A DA42 is equipped with all kinds of equipment, everything from standard instrumentation for basic flight operations to advanced tools for instrument approaches and a fully integrated autopilot. It is essential to keep it simple while still having all the advanced features at hand when needed. The navigation of the aircraft is mainly based on GPS navigation which is a system based on satellite navigation. The GPS system receives signal from several satellites at the same time and can then by some mathematics calculate the exact position of the aircraft, all over the world. Even if the GPS system is duplicated there is a backup system consisting of traditional radio navigation aids based on radio stations sending out position information.

Standby instruments are centered at the top of the instrument panel making them easy to view from either seat. They offer situational awareness in case of failure of the main displays. They run off their own independent powerpack which is continuously charged.

Single Lever Engine Controls

The FADEC controlled engines takes the guesswork of powerplant management. The dual powerlevers offers jet-like thrust control and easy single engine control.

Single Lever Engine Controls

The dual control sticks are integrated with elevator trim, autopilot disconnect and push-to-talk built in, Pushrod connections to the control surfaces makes inputs smooth and responsive.

The Panel

The left monitor is the PFD (Primary Flight Display) showing attitude, speed, heading and more information. The right monitor is the MFD (Multi Functional Display) which shows map, terrain weather information and more. All critical flight information can be displayed on either screen for easy viewing from either seat.
The system features dual nav/com/GPS and are powered by dual sources.

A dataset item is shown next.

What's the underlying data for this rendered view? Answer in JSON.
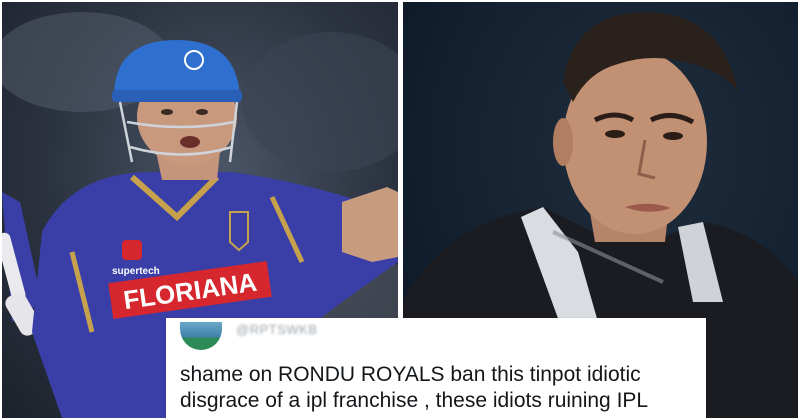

Wing span
Max take-off weight
Useful load
Fuel capacity usable
Fuel capacity usable
T/O distance, ground roll*
T/O distance 50 ft obst*
Landing dist ground roll
Landing dist 50’ obst
Rate of climb, sea level*
Max operating altitude
Max SE ceiling (std day)
Cruise speed @ 80% 10000 ft
Economy @ 60% 10000 ft
Stall, full flaps, gear down
Stall, clean
Max demonstrated crosswind

2 x T.A.E. Centurion 1.7
2 x 135 hp
MT 3 blade constant speed, full-feathering
28 ft 1 in
8 ft 2 in
44 ft
3,935 lbs
1,174 lbs
std 50 US gal
ext 76 US gal
Jet A1
1,130 ft
1,730 ft
1,069 ft
1,877 ft
1,280 ft/min
18,000 ft
10,000 ft
156 ktas / 12.5 gal/hr total
138ktas / 8.8 gal/hr total
56 kias
62 kias
20 kts